The ramshackle settlement in northern France is home to migrants from Afghanistan, Sudan, Eritrea, Syria and elsewhere
Carrying their belongings in bags and suitcases, long lines of migrants waited calmly in chilly temperatures on Monday to board buses in the French port city of Calais, as authorities began evacuating and dismantling the squalid camp they call home.
French authorities were beginning a complex operation to shut down the makeshift camp known as “the jungle”, uprooting thousands who made treacherous journeys to escape wars, dictators or grinding poverty and dreamed of building new lives in Britain.
Closely watched by more than 1,200 police, the first of hundreds of buses began transferring migrants to reception centers around France where they can apply for asylum. The camp will then be leveled in a weeklong operation.

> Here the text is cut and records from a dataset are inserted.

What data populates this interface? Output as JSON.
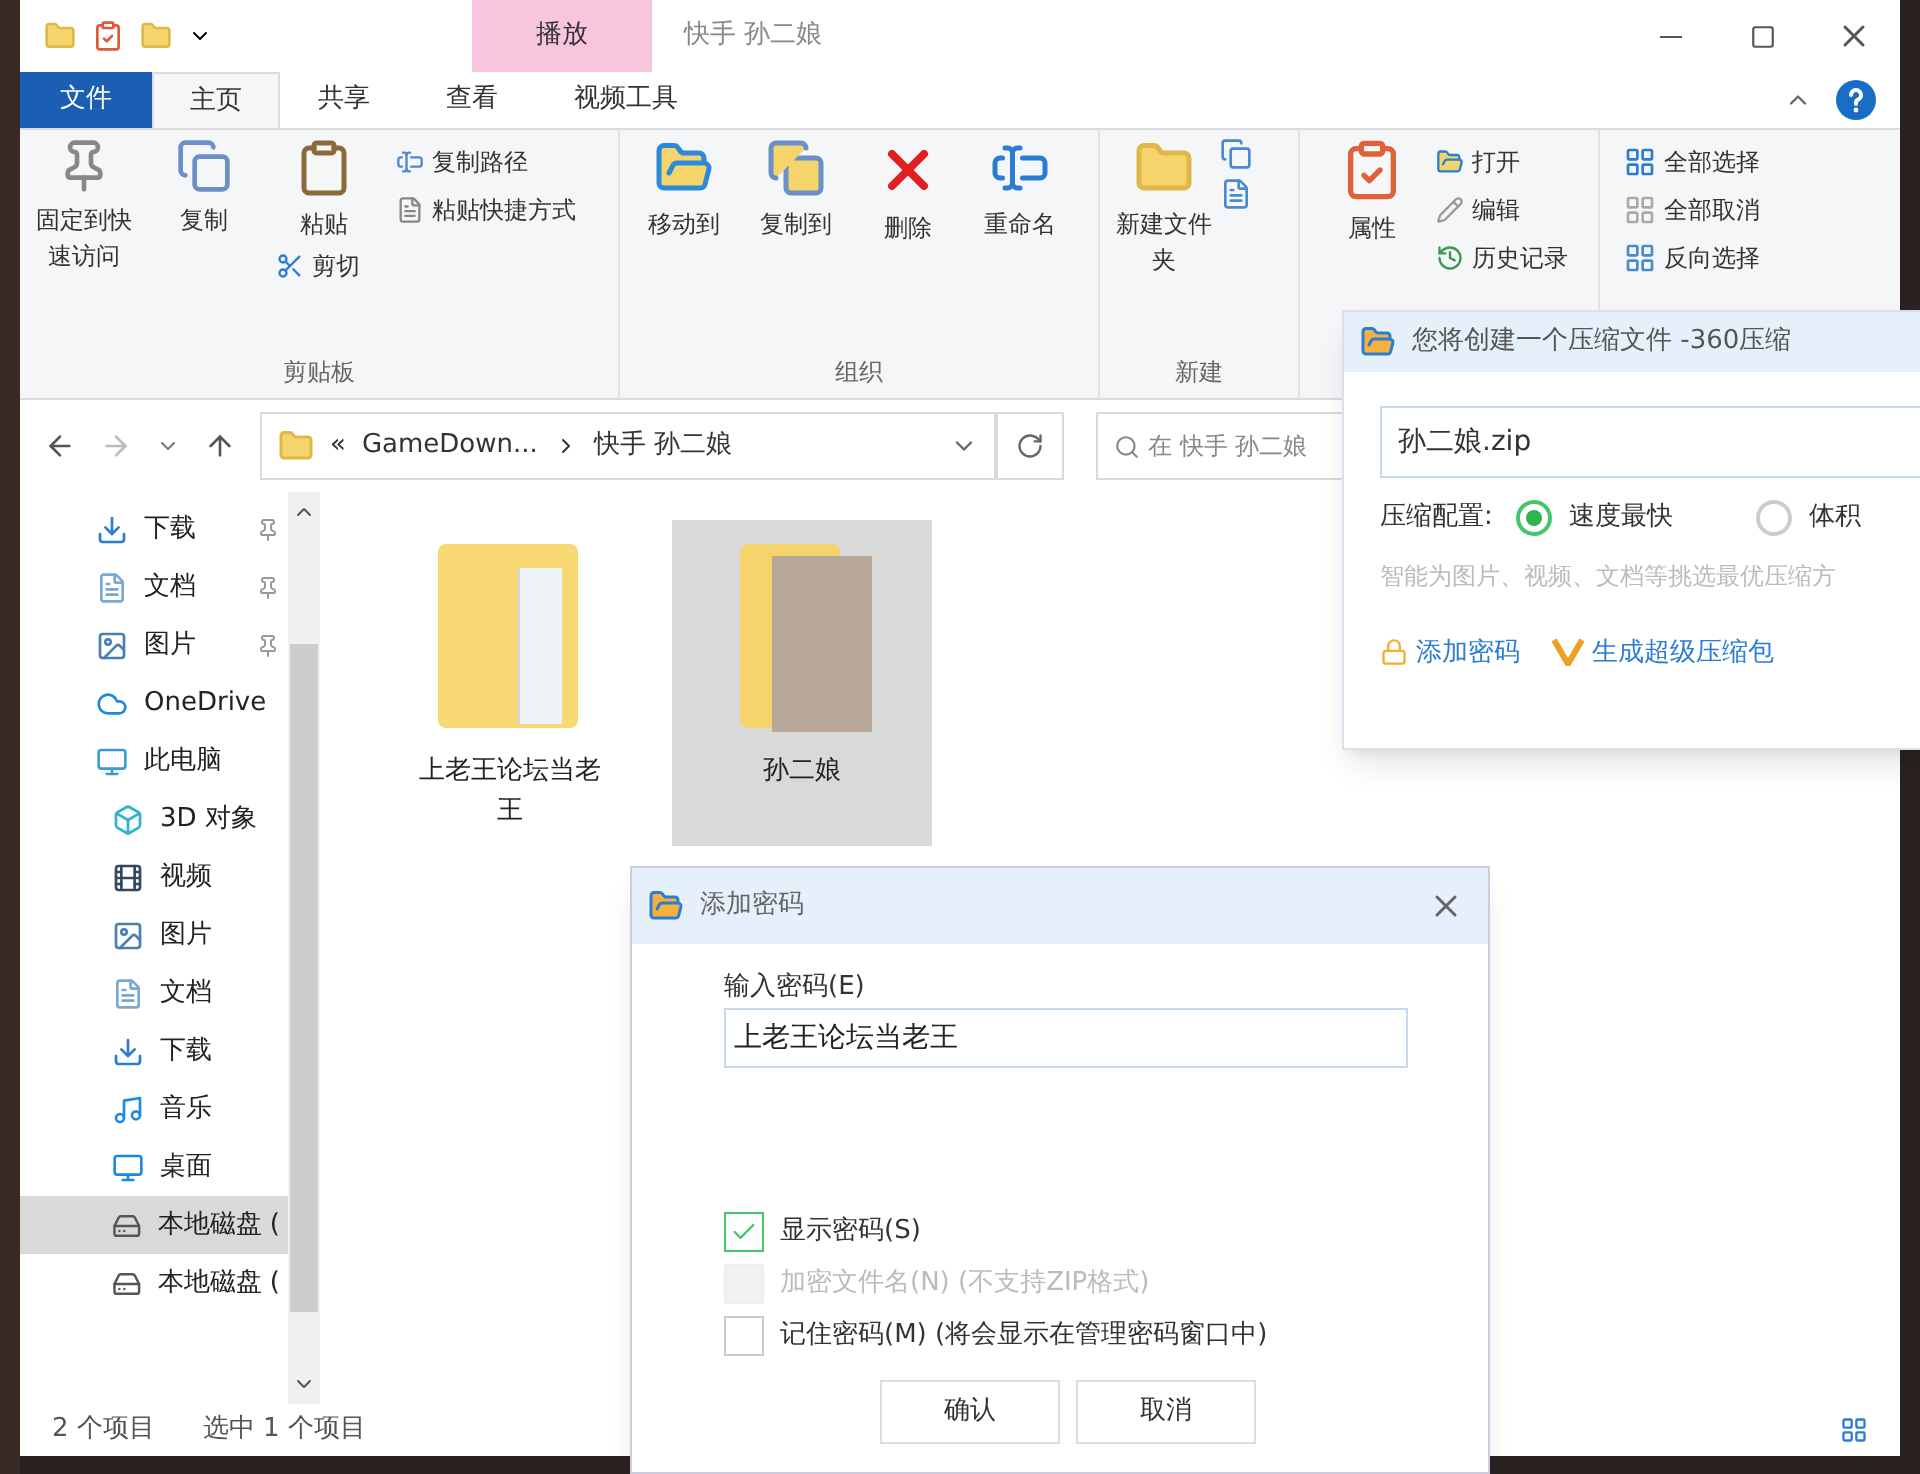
{
  "window": {
    "title": "快手 孙二娘",
    "context_tab": "播放"
  },
  "tabs": [
    {
      "label": "文件",
      "kind": "file",
      "selected": false
    },
    {
      "label": "主页",
      "kind": "tab",
      "selected": true
    },
    {
      "label": "共享",
      "kind": "tab",
      "selected": false
    },
    {
      "label": "查看",
      "kind": "tab",
      "selected": false
    },
    {
      "label": "视频工具",
      "kind": "context",
      "selected": false
    }
  ],
  "ribbon": {
    "clipboard": {
      "label": "剪贴板",
      "pin": "固定到快速访问",
      "copy": "复制",
      "paste": "粘贴",
      "cut": "剪切",
      "copy_path": "复制路径",
      "paste_shortcut": "粘贴快捷方式"
    },
    "organize": {
      "label": "组织",
      "move_to": "移动到",
      "copy_to": "复制到",
      "delete": "删除",
      "rename": "重命名"
    },
    "new": {
      "label": "新建",
      "new_folder": "新建文件夹"
    },
    "open": {
      "properties": "属性",
      "open": "打开",
      "edit": "编辑",
      "history": "历史记录"
    },
    "select": {
      "select_all": "全部选择",
      "select_none": "全部取消",
      "invert": "反向选择"
    }
  },
  "address": {
    "overflow": "«",
    "parent": "GameDown...",
    "current": "快手 孙二娘",
    "search_placeholder": "在 快手 孙二娘"
  },
  "nav": [
    {
      "label": "下载",
      "kind": "download",
      "pinned": true,
      "selected": false
    },
    {
      "label": "文档",
      "kind": "doc",
      "pinned": true,
      "selected": false
    },
    {
      "label": "图片",
      "kind": "image",
      "pinned": true,
      "selected": false
    },
    {
      "label": "OneDrive",
      "kind": "cloud",
      "pinned": false,
      "selected": false
    },
    {
      "label": "此电脑",
      "kind": "pc",
      "pinned": false,
      "selected": false,
      "children": [
        {
          "label": "3D 对象",
          "kind": "cube",
          "pinned": false,
          "selected": false
        },
        {
          "label": "视频",
          "kind": "video",
          "pinned": false,
          "selected": false
        },
        {
          "label": "图片",
          "kind": "image",
          "pinned": false,
          "selected": false
        },
        {
          "label": "文档",
          "kind": "doc",
          "pinned": false,
          "selected": false
        },
        {
          "label": "下载",
          "kind": "download",
          "pinned": false,
          "selected": false
        },
        {
          "label": "音乐",
          "kind": "music",
          "pinned": false,
          "selected": false
        },
        {
          "label": "桌面",
          "kind": "desktop",
          "pinned": false,
          "selected": false
        },
        {
          "label": "本地磁盘 (",
          "kind": "drive",
          "pinned": false,
          "selected": true
        },
        {
          "label": "本地磁盘 (",
          "kind": "drive",
          "pinned": false,
          "selected": false
        }
      ]
    }
  ],
  "files": [
    {
      "name": "上老王论坛当老王",
      "kind": "docs",
      "selected": false
    },
    {
      "name": "孙二娘",
      "kind": "photo",
      "selected": true
    }
  ],
  "status_bar": {
    "count": "2 个项目",
    "selection": "选中 1 个项目"
  },
  "compress_dialog": {
    "title": "您将创建一个压缩文件 -360压缩",
    "filename": "孙二娘.zip",
    "config_label": "压缩配置:",
    "options": [
      {
        "label": "速度最快",
        "selected": true
      },
      {
        "label": "体积",
        "selected": false
      }
    ],
    "hint": "智能为图片、视频、文档等挑选最优压缩方",
    "add_password": "添加密码",
    "super_pack": "生成超级压缩包"
  },
  "password_dialog": {
    "title": "添加密码",
    "input_label": "输入密码(E)",
    "value": "上老王论坛当老王",
    "options": [
      {
        "label": "显示密码(S)",
        "checked": true,
        "disabled": false
      },
      {
        "label": "加密文件名(N) (不支持ZIP格式)",
        "checked": false,
        "disabled": true
      },
      {
        "label": "记住密码(M) (将会显示在管理密码窗口中)",
        "checked": false,
        "disabled": false
      }
    ],
    "buttons": [
      "确认",
      "取消"
    ]
  }
}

Hotels and even castles are among the hundreds of buildings officials have been converting to migrant housing.
“This is an operation we want to be peaceful and under control. So far it is,” French Interior Minister Bernard Cazeneuve said in Paris.

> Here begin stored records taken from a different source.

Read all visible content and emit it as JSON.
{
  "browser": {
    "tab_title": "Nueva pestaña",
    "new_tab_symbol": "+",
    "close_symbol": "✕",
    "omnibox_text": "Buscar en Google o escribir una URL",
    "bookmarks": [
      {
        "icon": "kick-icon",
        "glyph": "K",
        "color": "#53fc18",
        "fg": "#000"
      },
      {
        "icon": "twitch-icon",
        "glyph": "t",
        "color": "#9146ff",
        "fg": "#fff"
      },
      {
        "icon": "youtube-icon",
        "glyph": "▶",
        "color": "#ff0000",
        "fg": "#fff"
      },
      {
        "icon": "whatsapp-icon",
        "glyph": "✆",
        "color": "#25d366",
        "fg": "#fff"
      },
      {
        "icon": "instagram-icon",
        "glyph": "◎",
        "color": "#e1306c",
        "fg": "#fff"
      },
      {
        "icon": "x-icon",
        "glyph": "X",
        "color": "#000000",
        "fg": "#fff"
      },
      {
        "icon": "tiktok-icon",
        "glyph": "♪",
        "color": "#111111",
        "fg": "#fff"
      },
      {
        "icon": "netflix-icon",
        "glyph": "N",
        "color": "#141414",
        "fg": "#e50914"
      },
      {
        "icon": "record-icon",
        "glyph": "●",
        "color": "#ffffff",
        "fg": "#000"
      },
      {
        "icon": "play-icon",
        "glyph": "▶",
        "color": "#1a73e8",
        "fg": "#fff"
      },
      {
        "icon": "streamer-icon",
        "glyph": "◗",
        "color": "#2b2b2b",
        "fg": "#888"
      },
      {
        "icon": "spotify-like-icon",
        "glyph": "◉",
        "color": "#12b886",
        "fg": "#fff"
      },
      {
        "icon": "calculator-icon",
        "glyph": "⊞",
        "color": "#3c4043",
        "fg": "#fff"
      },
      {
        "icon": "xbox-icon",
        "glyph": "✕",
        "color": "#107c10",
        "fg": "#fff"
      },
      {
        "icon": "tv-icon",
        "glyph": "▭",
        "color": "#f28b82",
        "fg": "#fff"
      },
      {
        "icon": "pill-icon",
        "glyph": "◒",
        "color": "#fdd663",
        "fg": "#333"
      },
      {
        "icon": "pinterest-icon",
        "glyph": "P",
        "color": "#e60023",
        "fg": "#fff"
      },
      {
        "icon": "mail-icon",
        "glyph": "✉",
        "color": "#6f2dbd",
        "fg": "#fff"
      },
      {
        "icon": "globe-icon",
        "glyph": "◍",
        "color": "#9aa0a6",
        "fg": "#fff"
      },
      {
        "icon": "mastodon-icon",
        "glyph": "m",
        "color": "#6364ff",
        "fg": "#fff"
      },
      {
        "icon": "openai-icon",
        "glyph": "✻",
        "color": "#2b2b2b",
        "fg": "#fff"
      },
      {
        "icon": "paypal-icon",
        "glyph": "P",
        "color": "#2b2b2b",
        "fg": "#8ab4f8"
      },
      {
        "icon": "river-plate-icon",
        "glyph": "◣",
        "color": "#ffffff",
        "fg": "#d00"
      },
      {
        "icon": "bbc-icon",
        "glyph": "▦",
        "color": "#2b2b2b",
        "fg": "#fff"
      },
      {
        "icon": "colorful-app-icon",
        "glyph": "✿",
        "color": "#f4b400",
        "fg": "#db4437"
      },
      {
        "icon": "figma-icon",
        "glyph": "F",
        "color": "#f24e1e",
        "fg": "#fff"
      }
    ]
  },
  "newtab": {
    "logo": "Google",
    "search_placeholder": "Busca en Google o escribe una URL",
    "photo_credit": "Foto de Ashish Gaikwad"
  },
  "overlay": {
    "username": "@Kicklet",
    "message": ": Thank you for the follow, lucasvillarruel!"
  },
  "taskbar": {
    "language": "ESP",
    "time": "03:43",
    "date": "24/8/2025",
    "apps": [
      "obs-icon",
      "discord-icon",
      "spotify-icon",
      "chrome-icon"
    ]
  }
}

Authorities say the camp holds nearly 6,500 migrants who are seeking to get to Britain. Aid groups say there are more than 8,300.
The ramshackle camp in the sand dunes of northern France is home to migrants from Afghanistan, Sudan, Eritrea, Syria and elsewhere. After often harrowing journeys across land and treacherous seas, paying smugglers along the way, most reach a dead end in Calais, unable to find a way across the English Channel.
The harsh reality of the move hit migrants on Monday. Some were happy to leave, others were confused or in shock.
Throngs of migrants lined up at the registration center where they were separated by category, like families, unaccompanied minors or adults.
A group of Sudanese got tired of waiting and returned to their spot in the camp, bags slung over their shoulders and laughing. They said they’d try again on Tuesday.
But basic information was lacking for many. “What should I do?” asked a 24-year-old newly arrived Afghan.
Mahmoud Abdrahman, 31, from Sudan, said he’d go Tuesday, too. He pulled a black knapsack from his shelter to prove that he was ready.
“It’s not good, the jungle”, he said, complaining of inadequate food and water and filthy toilets shared by hundreds.
Ultimately, Abdrahman wanted one thing more than anything else.
“I need peace,” he said, “anywhere.”
Afghan Imran Khan, 35, risks expulsion if he accepts the French plan to move him to a reception center, because his fingerprints were taken in another European country before he arrived in France. Under European rules, he must be sent back to the country where he first registered.
“I will decide tomorrow (what to do),” he said.